He is not an alarmist. But Professor TV Ramachandra’s recent report that Bengaluru will be an unlivable city in five years has surely raised an alarm.
Dr Ramachandra, from Energy and Wetlands Research Group in Indian Institute of Science (IISC), says that because of the rapid and “senseless” urbanisation, the city has lost 88 percent of vegetation and 79 percent of water bodies, both of which act as a heat sink and moderate temperature. “By 2020, 94 percent of our landscape will be under concrete. That is an unrealistic and tragic growth. Our children will not have clean air, clean water, and clean environment, all of which go against Article 21 of the Constitution,” he declares.
And because Dr Ramachandra is a scientist, he also has some solutions on how to reverse the damage. A study conducted by his department found a direct correlation between the presence of diverse vegetation (wetlands) and its effect on the ground water table. “We monitored the water table in the immediate vicinity of the campus. Earlier, in the open wells, the water table was 150 feet, which has now risen to 10 to 15 feet. The diverse vegetation in the campus has helped not only in retaining water in the wells but has also recharged the ground water,” he says.
A forest in the heart of the city
If you have ever been to IISC, there is no way you will return unmoved. The main Gulmohar tree-lined avenue indeed seems like a red carpet spread out to welcome guests. It was a hot afternoon when we visited recently to meet Dr Ramachandra, and we could immediately feel that the air had cooled down. It must have been 30 odd degrees Centigrade outside, but inside the campus we felt it was the perfect day for an outdoor picnic.
And our wish was granted. Dr Ramachandra took us to the Centenary Pond near the old Ecological Science Department building in the campus, which was opened in 2008. The pond, which was initially a quarry pit, now stores 10 lakh litres of water and has become a lab of sorts for his students.

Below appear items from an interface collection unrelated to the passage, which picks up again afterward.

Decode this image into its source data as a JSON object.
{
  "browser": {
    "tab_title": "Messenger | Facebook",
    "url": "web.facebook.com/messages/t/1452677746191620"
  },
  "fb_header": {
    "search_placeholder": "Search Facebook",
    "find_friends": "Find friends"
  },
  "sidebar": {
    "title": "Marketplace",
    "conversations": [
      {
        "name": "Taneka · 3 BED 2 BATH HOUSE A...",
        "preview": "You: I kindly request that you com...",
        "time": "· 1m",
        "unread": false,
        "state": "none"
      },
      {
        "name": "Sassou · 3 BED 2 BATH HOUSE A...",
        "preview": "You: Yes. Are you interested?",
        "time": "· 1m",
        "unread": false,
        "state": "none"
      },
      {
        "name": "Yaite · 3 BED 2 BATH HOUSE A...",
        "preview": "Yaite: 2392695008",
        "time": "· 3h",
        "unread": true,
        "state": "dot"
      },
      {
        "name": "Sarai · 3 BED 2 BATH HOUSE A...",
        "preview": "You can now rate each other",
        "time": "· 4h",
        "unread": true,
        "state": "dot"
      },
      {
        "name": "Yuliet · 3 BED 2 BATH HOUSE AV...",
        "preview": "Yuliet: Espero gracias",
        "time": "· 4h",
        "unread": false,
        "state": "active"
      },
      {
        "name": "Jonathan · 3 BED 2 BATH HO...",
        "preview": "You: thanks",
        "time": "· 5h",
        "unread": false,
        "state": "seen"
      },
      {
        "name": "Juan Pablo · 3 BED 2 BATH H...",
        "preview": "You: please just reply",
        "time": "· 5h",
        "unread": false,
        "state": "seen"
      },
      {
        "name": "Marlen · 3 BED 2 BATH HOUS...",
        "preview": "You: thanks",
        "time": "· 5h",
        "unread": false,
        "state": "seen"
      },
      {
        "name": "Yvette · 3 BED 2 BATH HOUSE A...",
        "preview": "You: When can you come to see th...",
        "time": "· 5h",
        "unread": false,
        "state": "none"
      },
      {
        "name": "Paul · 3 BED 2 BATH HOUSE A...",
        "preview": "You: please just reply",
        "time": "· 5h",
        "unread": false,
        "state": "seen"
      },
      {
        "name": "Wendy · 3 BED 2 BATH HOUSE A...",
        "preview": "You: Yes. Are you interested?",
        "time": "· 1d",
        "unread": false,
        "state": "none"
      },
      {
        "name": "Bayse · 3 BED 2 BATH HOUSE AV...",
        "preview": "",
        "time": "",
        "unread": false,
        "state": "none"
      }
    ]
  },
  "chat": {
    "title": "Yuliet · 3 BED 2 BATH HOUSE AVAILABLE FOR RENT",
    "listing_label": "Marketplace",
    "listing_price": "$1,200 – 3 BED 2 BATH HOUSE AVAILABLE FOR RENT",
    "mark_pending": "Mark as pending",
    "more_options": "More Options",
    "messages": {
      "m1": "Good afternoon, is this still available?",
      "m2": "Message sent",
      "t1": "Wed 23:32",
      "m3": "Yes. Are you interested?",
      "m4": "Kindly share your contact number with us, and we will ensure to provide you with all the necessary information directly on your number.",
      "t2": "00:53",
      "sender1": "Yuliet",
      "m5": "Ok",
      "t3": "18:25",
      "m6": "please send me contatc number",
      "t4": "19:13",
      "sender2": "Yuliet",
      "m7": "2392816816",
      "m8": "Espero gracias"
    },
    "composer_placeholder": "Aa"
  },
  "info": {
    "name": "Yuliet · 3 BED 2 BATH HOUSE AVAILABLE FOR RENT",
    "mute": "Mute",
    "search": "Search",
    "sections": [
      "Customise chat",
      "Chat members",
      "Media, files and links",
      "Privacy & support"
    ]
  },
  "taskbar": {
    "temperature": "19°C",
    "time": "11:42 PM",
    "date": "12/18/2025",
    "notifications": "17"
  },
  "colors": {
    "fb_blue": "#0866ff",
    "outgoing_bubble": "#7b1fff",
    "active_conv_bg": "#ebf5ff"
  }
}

Way back in 1999, Dr Ramachandra had given a proposal to build a pond, which was finally implemented in 2008. As an IISC PhD student in the 80s, Dr Ramachandra’s research and interest would often take him to the Western Ghats. In 1989, he started planting some saplings from the Western Ghats on the campus.
“I saw this climber (Callingcard vine; Entada rheedei Spreng) and was fascinated by its architecture. I got the pod which was almost my height,” Dr Ramachandra says, pointing to the creeper whose canopy has now spread around two hectares in the campus, and attracts visitors because of its unique look.
There were about 14 seeds. He kept seven in his office and planted the seven others. Only one survived, which is near the old building where Dr Ramachandra joined as faculty after completing his PhD. He attributes its survival to the intimacy he had with the plant.
“It is an engineering marvel, the way the creeper has crossed the road without any support,” he says. Incidentally, its canopy can be viewed on Google Earth. Dr Ramachandra has a strong emotional attachment to the creeper, and according to him, “The way it has spread and grown, I have also grown in the system.”
Besides this, he also got 49 other species and 500 saplings from the Western Ghats to create a mini forest in two hectares of land in the campus. Many of these survived and today, after 25 years, it has turned into a rain forest, housing different species of flora and fauna. Would you believe there are four families of slender loris residing here, besides snakes, birds, and insects?
New growth model
The IISC campus promotes cycles and you will find students cycling to commute the length and breadth of the 400-acre campus. Subrat Patnaik, a PhD student, says, he did not experience any discomfort during the months of March and April when the rest of the city was burning.
Reportedly, the temperature touched 40 degrees Centigrade, one of the highest for the city. “The temperature in the campus is always two degrees lower than outside and in the vicinity of the forest and the lake it is four degrees lower,” says Dr Ramachandra.
He adds that he fails to understand why all projects have to come to Bengaluru. “We should have followed the disperse growth model. We should not have made Bangalore to Bengaluru increasing the spatial extent from 310 sq km to 741 sq km. In the process, we lost all the water bodies in the surrounding area. Instead, if we had built satellite towns in the vicinity of Bangalore, we would have retained the greenery and maintained the climate in the region. Everyone would have been happier,” suggests Dr Ramachandra.
Perhaps, it is not too late to make amends, and hope the powers that be pull their act together to save this beautiful city.